== Material for this exercise ==

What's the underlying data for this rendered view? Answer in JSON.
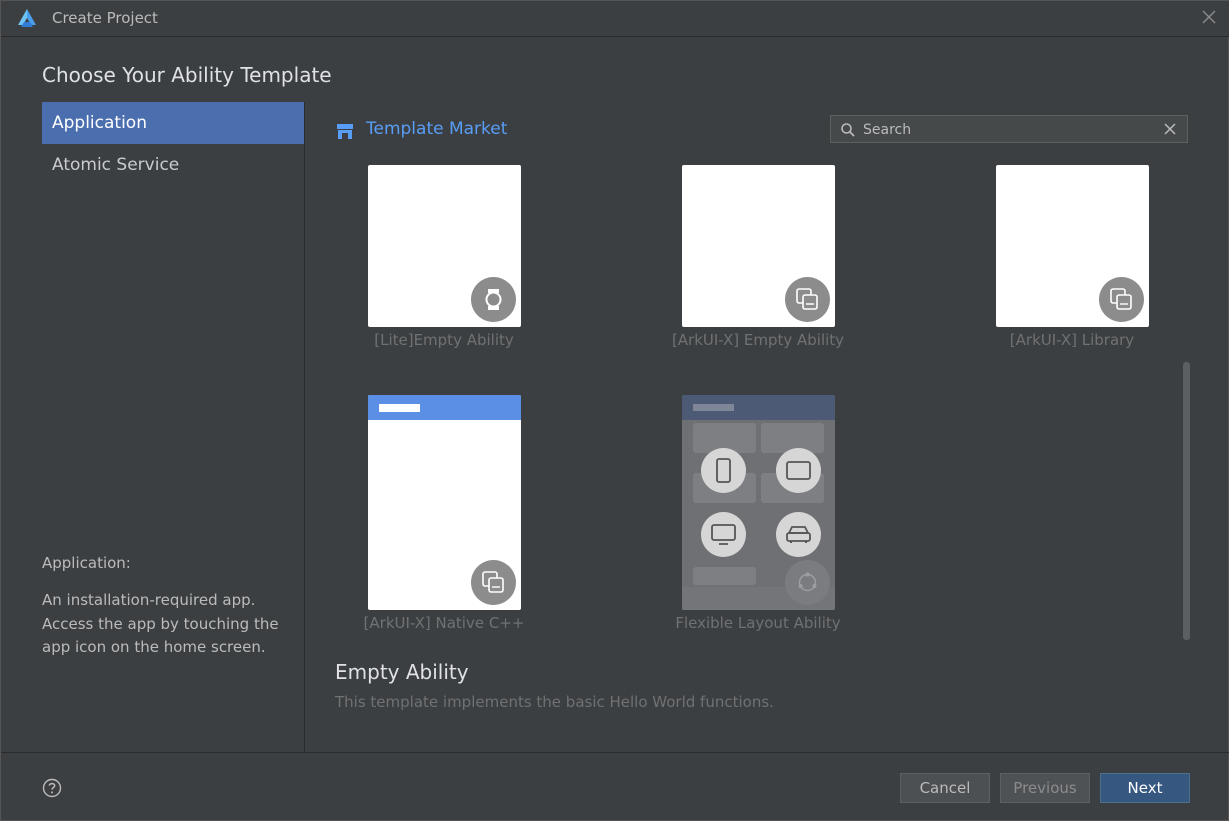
{
  "window": {
    "title": "Create Project"
  },
  "heading": "Choose Your Ability Template",
  "sidebar": {
    "items": [
      {
        "label": "Application",
        "selected": true
      },
      {
        "label": "Atomic Service",
        "selected": false
      }
    ]
  },
  "description": {
    "title": "Application:",
    "body": "An installation-required app. Access the app by touching the app icon on the home screen."
  },
  "market": {
    "label": "Template Market",
    "icon": "store-icon"
  },
  "search": {
    "placeholder": "Search",
    "value": ""
  },
  "templates": [
    {
      "label": "[Lite]Empty Ability",
      "badge_icon": "watch-icon"
    },
    {
      "label": "[ArkUI-X] Empty Ability",
      "badge_icon": "multi-device-icon"
    },
    {
      "label": "[ArkUI-X] Library",
      "badge_icon": "multi-device-icon"
    },
    {
      "label": "[ArkUI-X] Native C++",
      "badge_icon": "multi-device-icon"
    },
    {
      "label": "Flexible Layout Ability",
      "badge_icon": "devices-icon"
    }
  ],
  "selected_template": {
    "title": "Empty Ability",
    "description": "This template implements the basic Hello World functions."
  },
  "buttons": {
    "cancel": "Cancel",
    "previous": "Previous",
    "next": "Next"
  },
  "colors": {
    "accent": "#4b6eaf",
    "link": "#589df6",
    "primary_button": "#365880",
    "background": "#3c3f41"
  }
}
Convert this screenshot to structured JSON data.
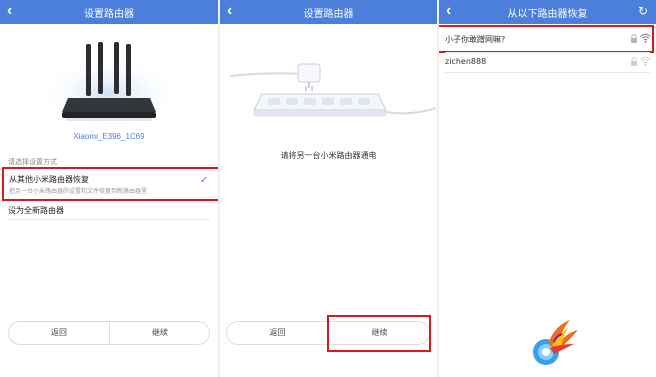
{
  "panel1": {
    "title": "设置路由器",
    "back_icon": "chevron-left-icon",
    "router_name": "Xiaomi_E396_1C69",
    "section_label": "请选择设置方式",
    "option_restore": {
      "title": "从其他小米路由器恢复",
      "subtitle": "把另一台小米路由器的设置和文件恢复到新路由器里",
      "selected": true
    },
    "option_new": "设为全新路由器",
    "buttons": {
      "back": "返回",
      "continue": "继续"
    }
  },
  "panel2": {
    "title": "设置路由器",
    "back_icon": "chevron-left-icon",
    "message": "请将另一台小米路由器通电",
    "buttons": {
      "back": "返回",
      "continue": "继续"
    }
  },
  "panel3": {
    "title": "从以下路由器恢复",
    "back_icon": "chevron-left-icon",
    "refresh_icon": "refresh-icon",
    "networks": [
      {
        "ssid": "小子你敢蹭网嘛?",
        "locked": true,
        "signal": "strong"
      },
      {
        "ssid": "zichen888",
        "locked": true,
        "signal": "weak"
      }
    ]
  },
  "colors": {
    "accent": "#4b7fdb",
    "highlight": "#d9191d",
    "divider": "#e8e8e8"
  }
}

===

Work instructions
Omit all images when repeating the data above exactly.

Answer below
What's the underlying data for this rendered view? Answer in JSON.
{
  "window": {
    "title": "Create Project"
  },
  "heading": "Choose Your Ability Template",
  "sidebar": {
    "items": [
      {
        "label": "Application",
        "selected": true
      },
      {
        "label": "Atomic Service",
        "selected": false
      }
    ]
  },
  "description": {
    "title": "Application:",
    "body": "An installation-required app. Access the app by touching the app icon on the home screen."
  },
  "market": {
    "label": "Template Market",
    "icon": "store-icon"
  },
  "search": {
    "placeholder": "Search",
    "value": ""
  },
  "templates": [
    {
      "label": "[Lite]Empty Ability",
      "badge_icon": "watch-icon"
    },
    {
      "label": "[ArkUI-X] Empty Ability",
      "badge_icon": "multi-device-icon"
    },
    {
      "label": "[ArkUI-X] Library",
      "badge_icon": "multi-device-icon"
    },
    {
      "label": "[ArkUI-X] Native C++",
      "badge_icon": "multi-device-icon"
    },
    {
      "label": "Flexible Layout Ability",
      "badge_icon": "devices-icon"
    }
  ],
  "selected_template": {
    "title": "Empty Ability",
    "description": "This template implements the basic Hello World functions."
  },
  "buttons": {
    "cancel": "Cancel",
    "previous": "Previous",
    "next": "Next"
  },
  "colors": {
    "accent": "#4b6eaf",
    "link": "#589df6",
    "primary_button": "#365880",
    "background": "#3c3f41"
  }
}
Convert this screenshot to structured JSON data.
{
  "panel1": {
    "title": "设置路由器",
    "back_icon": "chevron-left-icon",
    "router_name": "Xiaomi_E396_1C69",
    "section_label": "请选择设置方式",
    "option_restore": {
      "title": "从其他小米路由器恢复",
      "subtitle": "把另一台小米路由器的设置和文件恢复到新路由器里",
      "selected": true
    },
    "option_new": "设为全新路由器",
    "buttons": {
      "back": "返回",
      "continue": "继续"
    }
  },
  "panel2": {
    "title": "设置路由器",
    "back_icon": "chevron-left-icon",
    "message": "请将另一台小米路由器通电",
    "buttons": {
      "back": "返回",
      "continue": "继续"
    }
  },
  "panel3": {
    "title": "从以下路由器恢复",
    "back_icon": "chevron-left-icon",
    "refresh_icon": "refresh-icon",
    "networks": [
      {
        "ssid": "小子你敢蹭网嘛?",
        "locked": true,
        "signal": "strong"
      },
      {
        "ssid": "zichen888",
        "locked": true,
        "signal": "weak"
      }
    ]
  },
  "colors": {
    "accent": "#4b7fdb",
    "highlight": "#d9191d",
    "divider": "#e8e8e8"
  }
}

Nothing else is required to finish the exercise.